Kriega Hydro 3 hydration pack review

Review: Kriega Hydro 3 hydration pack

 ADAM PIGOTT

I have been using Kriega’s hydration pack rucksacks for quite a few years now, because staying hydrated while riding is important and using one means I can drink as I travel.

The problem I find with only drinking when I stop is that I take on a large quantity of fluid and 20 minutes after restarting the journey I need to stop again for a pee. Drinking small sips regularly keeps me hydrated and I don’t need to stop so often.

Kriega’s Hydro 3 holds a three-litre water bladder and has a drinking tube that’s long enough to reach inside my helmet to allow me to drink through the replaceable bite valve as I go along. For those who don’t need so much capacity Kriega’s Hydro 2 has a two-litre bladder.

This is my second Kriega Hydro 3 – I used the first one for eight years and countless thousands of riding miles with only one replacement of the bite valve before handing on to another rider, which I thought was impressive.

It saw me through one trip to north America, where I rode through Arizona, Nevada and Death Valley and saw temperatures rise to 49°C. Without the ability to drink as I rode this had the potential to be a very dangerous ride.

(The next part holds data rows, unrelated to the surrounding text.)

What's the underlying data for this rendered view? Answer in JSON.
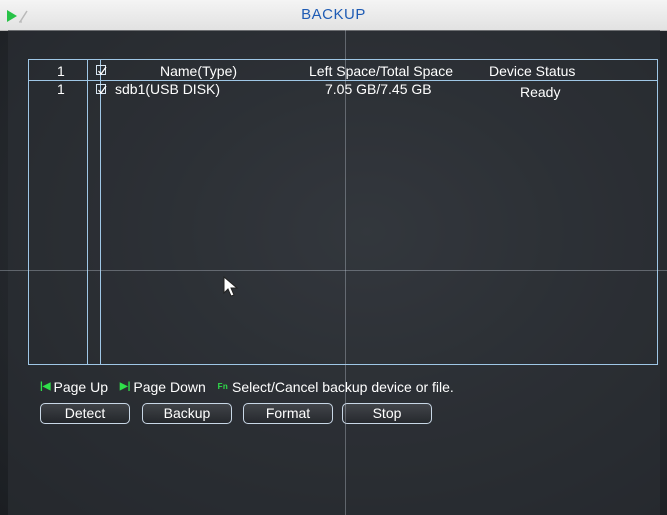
{
  "window": {
    "title": "BACKUP"
  },
  "table": {
    "header": {
      "index": "1",
      "name": "Name(Type)",
      "space": "Left Space/Total Space",
      "status": "Device Status"
    },
    "rows": [
      {
        "index": "1",
        "name": "sdb1(USB DISK)",
        "space": "7.05 GB/7.45 GB",
        "status": "Ready"
      }
    ]
  },
  "help": {
    "page_up": "Page Up",
    "page_down": "Page Down",
    "fn_label": "Fn",
    "select_hint": "Select/Cancel backup device or file."
  },
  "buttons": {
    "detect": "Detect",
    "backup": "Backup",
    "format": "Format",
    "stop": "Stop"
  },
  "colors": {
    "title_text": "#1e5bb4",
    "grid_line": "#9fc7e6",
    "key_icon": "#2fe04a"
  },
  "icons": {
    "title": "play-edit-icon",
    "page_up": "page-up-icon",
    "page_down": "page-down-icon",
    "fn": "fn-key-icon",
    "cursor": "mouse-pointer-icon"
  }
}
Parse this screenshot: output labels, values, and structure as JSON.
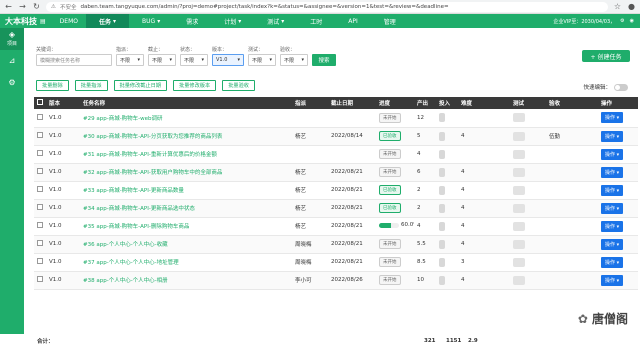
{
  "browser": {
    "insecure_label": "不安全",
    "url": "daben.team.tangyuque.com/admin/?proj=demo#project/task/index?k=&status=&assignee=&version=1&test=&review=&deadline="
  },
  "topnav": {
    "brand": "大本科技",
    "project": "DEMO",
    "menu": [
      {
        "label": "任务",
        "dropdown": true
      },
      {
        "label": "BUG",
        "dropdown": true
      },
      {
        "label": "需求",
        "dropdown": false
      },
      {
        "label": "计划",
        "dropdown": true
      },
      {
        "label": "测试",
        "dropdown": true
      },
      {
        "label": "工时",
        "dropdown": false
      },
      {
        "label": "API",
        "dropdown": false
      },
      {
        "label": "管理",
        "dropdown": false
      }
    ],
    "user_info": "企业VIP至：2030/04/03，"
  },
  "sidebar": {
    "items": [
      {
        "label": "项目",
        "icon": "layers-icon"
      },
      {
        "label": "",
        "icon": "chart-icon"
      },
      {
        "label": "",
        "icon": "settings-icon"
      }
    ]
  },
  "filters": {
    "keyword": {
      "label": "关键词：",
      "placeholder": "模糊搜索任务名称"
    },
    "status": {
      "label": "指派：",
      "value": "不限"
    },
    "deadline": {
      "label": "截止：",
      "value": "不限"
    },
    "state": {
      "label": "状态：",
      "value": "不限"
    },
    "version": {
      "label": "版本：",
      "value": "V1.0"
    },
    "test": {
      "label": "测试：",
      "value": "不限"
    },
    "review": {
      "label": "验收：",
      "value": "不限"
    },
    "search_label": "搜索",
    "create_label": "+ 创建任务"
  },
  "batch": {
    "buttons": [
      "批量删除",
      "批量指派",
      "批量修改截止日期",
      "批量修改版本",
      "批量验收"
    ],
    "quick_edit_label": "快速编辑："
  },
  "table": {
    "headers": [
      "版本",
      "任务名称",
      "指派",
      "截止日期",
      "进度",
      "产出",
      "投入",
      "难度",
      "测试",
      "验收",
      "操作"
    ],
    "rows": [
      {
        "version": "V1.0",
        "name": "#29 app-商城-购物车-web调研",
        "assignee": "",
        "deadline": "",
        "status": "未开始",
        "status_done": false,
        "output": "12",
        "input": "",
        "difficulty": "",
        "test": "",
        "accept": "",
        "op": "操作"
      },
      {
        "version": "V1.0",
        "name": "#30 app-商城-购物车-API-分页获取为您推荐的商品列表",
        "assignee": "杨艺",
        "deadline": "2022/08/14",
        "status": "已验收",
        "status_done": true,
        "output": "5",
        "input": "",
        "difficulty": "4",
        "test": "",
        "accept": "伍勤",
        "op": "操作"
      },
      {
        "version": "V1.0",
        "name": "#31 app-商城-购物车-API-重新计算优惠后的价格金额",
        "assignee": "",
        "deadline": "",
        "status": "未开始",
        "status_done": false,
        "output": "4",
        "input": "",
        "difficulty": "",
        "test": "",
        "accept": "",
        "op": "操作"
      },
      {
        "version": "V1.0",
        "name": "#32 app-商城-购物车-API-获取用户购物车中的全部商品",
        "assignee": "杨艺",
        "deadline": "2022/08/21",
        "status": "未开始",
        "status_done": false,
        "output": "6",
        "input": "",
        "difficulty": "4",
        "test": "",
        "accept": "",
        "op": "操作"
      },
      {
        "version": "V1.0",
        "name": "#33 app-商城-购物车-API-更新商品数量",
        "assignee": "杨艺",
        "deadline": "2022/08/21",
        "status": "已验收",
        "status_done": true,
        "output": "2",
        "input": "",
        "difficulty": "4",
        "test": "",
        "accept": "",
        "op": "操作"
      },
      {
        "version": "V1.0",
        "name": "#34 app-商城-购物车-API-更新商品选中状态",
        "assignee": "杨艺",
        "deadline": "2022/08/21",
        "status": "已验收",
        "status_done": true,
        "output": "2",
        "input": "",
        "difficulty": "4",
        "test": "",
        "accept": "",
        "op": "操作"
      },
      {
        "version": "V1.0",
        "name": "#35 app-商城-购物车-API-删除购物车商品",
        "assignee": "杨艺",
        "deadline": "2022/08/21",
        "status": "60.0%",
        "status_done": false,
        "progress": 0.6,
        "output": "4",
        "input": "",
        "difficulty": "4",
        "test": "",
        "accept": "",
        "op": "操作"
      },
      {
        "version": "V1.0",
        "name": "#36 app-个人中心-个人中心-收藏",
        "assignee": "周晓梅",
        "deadline": "2022/08/21",
        "status": "未开始",
        "status_done": false,
        "output": "5.5",
        "input": "",
        "difficulty": "4",
        "test": "",
        "accept": "",
        "op": "操作"
      },
      {
        "version": "V1.0",
        "name": "#37 app-个人中心-个人中心-地址管理",
        "assignee": "周晓梅",
        "deadline": "2022/08/21",
        "status": "未开始",
        "status_done": false,
        "output": "8.5",
        "input": "",
        "difficulty": "3",
        "test": "",
        "accept": "",
        "op": "操作"
      },
      {
        "version": "V1.0",
        "name": "#38 app-个人中心-个人中心-相册",
        "assignee": "李小可",
        "deadline": "2022/08/26",
        "status": "未开始",
        "status_done": false,
        "output": "10",
        "input": "",
        "difficulty": "4",
        "test": "",
        "accept": "",
        "op": "操作"
      }
    ],
    "totals": {
      "label": "合计：",
      "output": "321",
      "input": "1151",
      "difficulty": "2.9"
    }
  },
  "watermark": {
    "text": "唐僧阁"
  },
  "colors": {
    "brand": "#1fad6b",
    "header": "#3a3a3a",
    "action": "#1a73e8"
  }
}
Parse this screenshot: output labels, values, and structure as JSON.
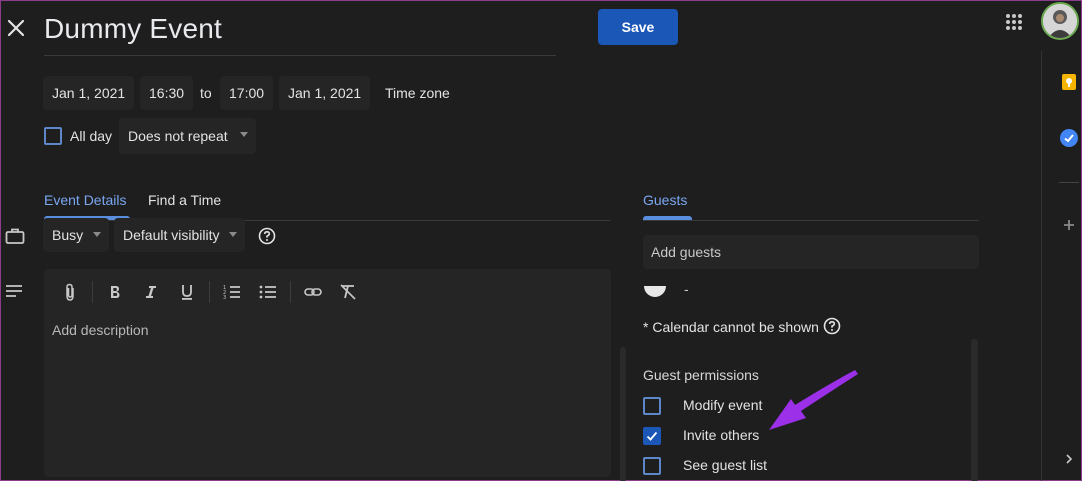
{
  "header": {
    "title": "Dummy Event",
    "save_label": "Save"
  },
  "datetime": {
    "start_date": "Jan 1, 2021",
    "start_time": "16:30",
    "to_label": "to",
    "end_time": "17:00",
    "end_date": "Jan 1, 2021",
    "timezone_label": "Time zone"
  },
  "options": {
    "all_day_label": "All day",
    "all_day_checked": false,
    "repeat_value": "Does not repeat"
  },
  "tabs": {
    "event_details": "Event Details",
    "find_a_time": "Find a Time"
  },
  "details": {
    "availability_value": "Busy",
    "visibility_value": "Default visibility",
    "description_placeholder": "Add description"
  },
  "toolbar": {
    "icons": [
      "attach-icon",
      "bold-icon",
      "italic-icon",
      "underline-icon",
      "numbered-list-icon",
      "bulleted-list-icon",
      "link-icon",
      "clear-formatting-icon"
    ]
  },
  "guests": {
    "tab_label": "Guests",
    "add_placeholder": "Add guests",
    "guest_name": "-",
    "calendar_note": "* Calendar cannot be shown",
    "permissions_title": "Guest permissions",
    "permissions": [
      {
        "label": "Modify event",
        "checked": false
      },
      {
        "label": "Invite others",
        "checked": true
      },
      {
        "label": "See guest list",
        "checked": false
      }
    ]
  },
  "colors": {
    "accent": "#1a57b6",
    "tab_active": "#7aa7f0",
    "annotation_arrow": "#9b30e8",
    "keep": "#f4b400",
    "tasks": "#4285f4"
  }
}
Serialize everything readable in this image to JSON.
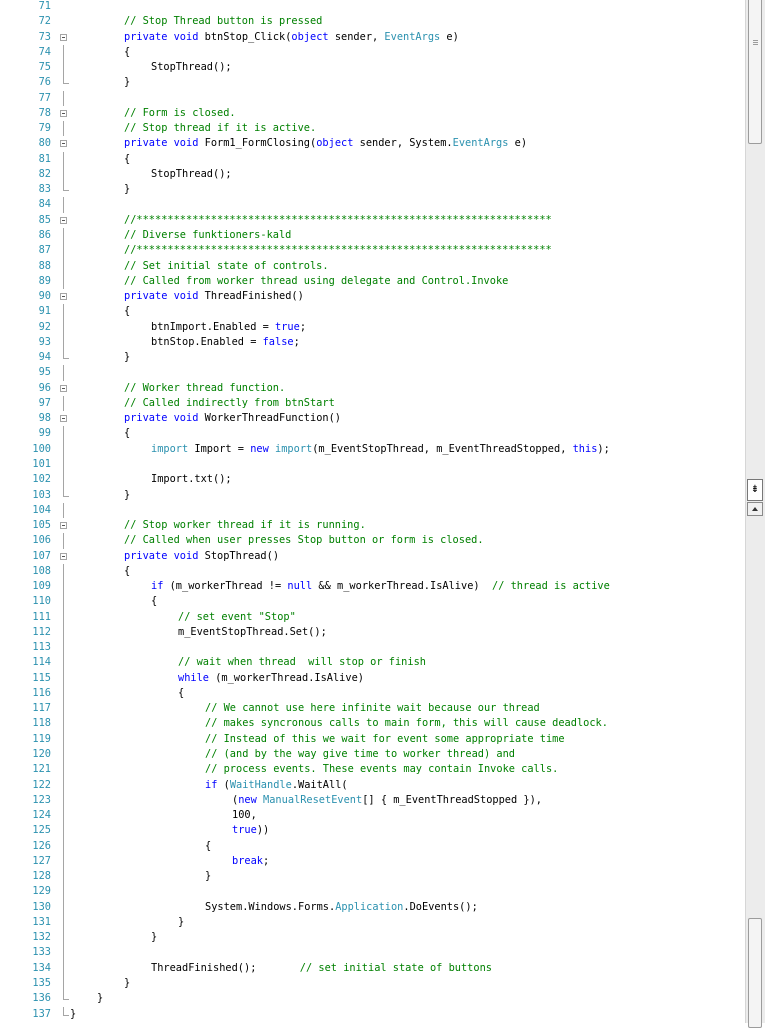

Before a long trip through South America a couple of years ago I replaced my tired Hydro 3 with the updated version and this has performed just as well.

Kriega’s excellent reputation for building quality products carries over into the Hydro 3 and is backed by their 10-year guarantee covering workmanship and materials.

A zip at the top of the pack gets you into the pocket that holds the bladder, and a plastic bar across the top of the bladder slides away to leave a full-width opening for filling. The bladder is suspended from the top of the rucksack with a strap that hooks around the slide bar.

When full, the bladder takes up all storage space inside the bag, but there is a useful zipped side pocket, and the option to attach an optional Kriega US-10 Drypack or US-5 Drypack means you can add either 10 or five litres of carrying capacity respectively.

The drinking tube is insulated, which is a good feature when riding in hot weather. Without this insulation the first slug of water can be uncomfortably hot – in the most extreme conditions the water can be hot enough to make tea!

Kriega’s Quadloc-Lite harness has sufficient adjustment to cope with different layers of clothing and once it’s on I find it comfortable and unobtrusive.

One observation based on my experience of using a hydration pack… keeping it clean is important. This is particularly the case in parts of the world that use bottled water, which doesn’t contain the chemicals that are part of the sterilisation process used in tap water.

A few years ago I became ill with a stomach bug while on a trip to Romania – projectile vomiting while riding along in a motorcycle helmet is something I would recommend avoiding if at all possible.

I can’t say whether this was as a result of bacteria in the hydration pack, however the experience taught me to keep the pack sterile. Now I dissolve baby bottle sterilising tablets in the pack after three or four days of use.

I leave these overnight and pay particular attention to the bite valve, which I submerge in some of the sterilisation fluid drained into the bottom half of an empty water bottle I’ve cut in half.

This approach eliminates the hydration pack as the source of a debilitating stomach complaint that makes a day spend riding a motorcycle very unpleasant.

I also never add anything to the water in my hydration pack as keeping it clean is much easier when it has only contained water. If I am sweating a lot and feel the need to take different types of drink then I drink them straight from the bottle.

Overall, the Kriega Hydro 3 is a great addition to my riding gear and I expect it the latest version to give me reliable service well into the future, just as the original did.